In the press release, Richards said that he will review as soon as possible Alaska’s appeal of the Ninth Circuit’s decision that forced that state to recognize gay marriage, and the National Guard issue.

“I also look forward to utilizing my experience in finance, natural resource development, and taxation to support Governor Walker as the state gets to work on these and many other important issues.” Richards said.

Since joining Walker Richards, Continue reading


General election certified

The general election was certified on Monday night, meaning that all the votes have been counted. Click here for the full results. What’s most surprising to me is that Sen.-elect Dan Sullivan won by  318 fewer votes and a slightly smaller percentage than did the Walker-Mallott ticket, which formed Sept 1, only about 2 months before the election.

Here’s a screen grab of the results of those two races:
screen grab 11
election screen grab 1


Planned Parenthood approves of Walker’s plans to expand Medicaid

This is from a press release from Planned Parenthood Votes Northwest:

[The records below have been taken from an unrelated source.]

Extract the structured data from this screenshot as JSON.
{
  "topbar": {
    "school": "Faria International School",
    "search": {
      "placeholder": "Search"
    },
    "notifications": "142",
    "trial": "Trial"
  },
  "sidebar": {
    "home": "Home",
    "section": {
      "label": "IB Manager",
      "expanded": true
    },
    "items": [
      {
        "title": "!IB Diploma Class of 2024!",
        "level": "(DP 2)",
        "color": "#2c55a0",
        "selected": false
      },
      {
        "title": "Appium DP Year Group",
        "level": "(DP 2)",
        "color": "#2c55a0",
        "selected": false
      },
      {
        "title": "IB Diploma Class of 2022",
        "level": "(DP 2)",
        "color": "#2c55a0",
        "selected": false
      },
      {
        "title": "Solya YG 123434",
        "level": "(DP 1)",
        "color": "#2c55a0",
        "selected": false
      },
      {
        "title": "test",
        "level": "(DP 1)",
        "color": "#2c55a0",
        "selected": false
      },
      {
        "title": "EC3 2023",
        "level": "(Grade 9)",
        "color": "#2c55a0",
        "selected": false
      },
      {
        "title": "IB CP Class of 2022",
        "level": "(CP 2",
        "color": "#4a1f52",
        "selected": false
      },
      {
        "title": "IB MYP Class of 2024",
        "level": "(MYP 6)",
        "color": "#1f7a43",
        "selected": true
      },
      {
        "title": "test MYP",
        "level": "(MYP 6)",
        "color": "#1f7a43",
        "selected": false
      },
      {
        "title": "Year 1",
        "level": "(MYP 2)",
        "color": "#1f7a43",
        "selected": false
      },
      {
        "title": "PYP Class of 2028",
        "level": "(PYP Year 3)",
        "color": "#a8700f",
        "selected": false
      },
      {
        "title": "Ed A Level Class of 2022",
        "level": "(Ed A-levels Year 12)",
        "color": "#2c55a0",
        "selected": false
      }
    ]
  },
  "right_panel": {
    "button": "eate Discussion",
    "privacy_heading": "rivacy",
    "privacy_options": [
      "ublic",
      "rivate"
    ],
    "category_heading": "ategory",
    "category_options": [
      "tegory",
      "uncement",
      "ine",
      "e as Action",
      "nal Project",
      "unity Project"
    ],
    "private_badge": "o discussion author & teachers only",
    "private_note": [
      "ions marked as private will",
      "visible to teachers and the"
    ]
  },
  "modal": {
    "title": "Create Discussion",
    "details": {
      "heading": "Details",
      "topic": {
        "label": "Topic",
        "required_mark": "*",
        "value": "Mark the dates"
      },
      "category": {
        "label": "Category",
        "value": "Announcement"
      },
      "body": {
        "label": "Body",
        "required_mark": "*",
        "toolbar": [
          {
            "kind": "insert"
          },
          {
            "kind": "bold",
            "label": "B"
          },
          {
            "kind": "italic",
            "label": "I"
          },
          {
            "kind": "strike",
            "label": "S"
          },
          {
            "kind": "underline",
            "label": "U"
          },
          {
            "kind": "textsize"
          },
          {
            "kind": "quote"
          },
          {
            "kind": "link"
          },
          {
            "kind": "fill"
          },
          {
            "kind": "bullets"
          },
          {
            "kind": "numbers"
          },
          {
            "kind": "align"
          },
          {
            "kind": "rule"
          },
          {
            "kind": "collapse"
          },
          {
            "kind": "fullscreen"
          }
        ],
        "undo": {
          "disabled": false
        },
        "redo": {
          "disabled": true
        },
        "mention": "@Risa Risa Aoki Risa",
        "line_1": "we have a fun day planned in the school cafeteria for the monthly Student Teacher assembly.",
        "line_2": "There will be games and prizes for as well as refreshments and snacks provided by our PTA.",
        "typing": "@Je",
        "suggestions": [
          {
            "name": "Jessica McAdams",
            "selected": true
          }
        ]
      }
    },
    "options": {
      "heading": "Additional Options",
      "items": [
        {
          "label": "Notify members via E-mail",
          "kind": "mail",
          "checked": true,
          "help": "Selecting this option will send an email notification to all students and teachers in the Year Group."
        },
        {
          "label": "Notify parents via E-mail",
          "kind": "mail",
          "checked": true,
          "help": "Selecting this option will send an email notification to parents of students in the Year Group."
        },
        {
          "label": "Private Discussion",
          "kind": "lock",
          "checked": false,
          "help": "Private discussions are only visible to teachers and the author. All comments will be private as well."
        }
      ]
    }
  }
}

Under the shaky and soon to end leadership of Sean Parnell, Alaska is one of over 20 states that have refused to expand Medicaid. According to an April Gallup poll, states that have expanded Medicaid and opened their own exchanges have seen a higher rate of decline in the number of uninsured. At the time, the 21 states and the District of Columbia which have both expanded Medicaid and opened their own exchange, saw an average decline in uninsured of 2.5 percent.  The other 29 states that didn’t enact both measures had a dip in uninsured of less than 1 percent on average.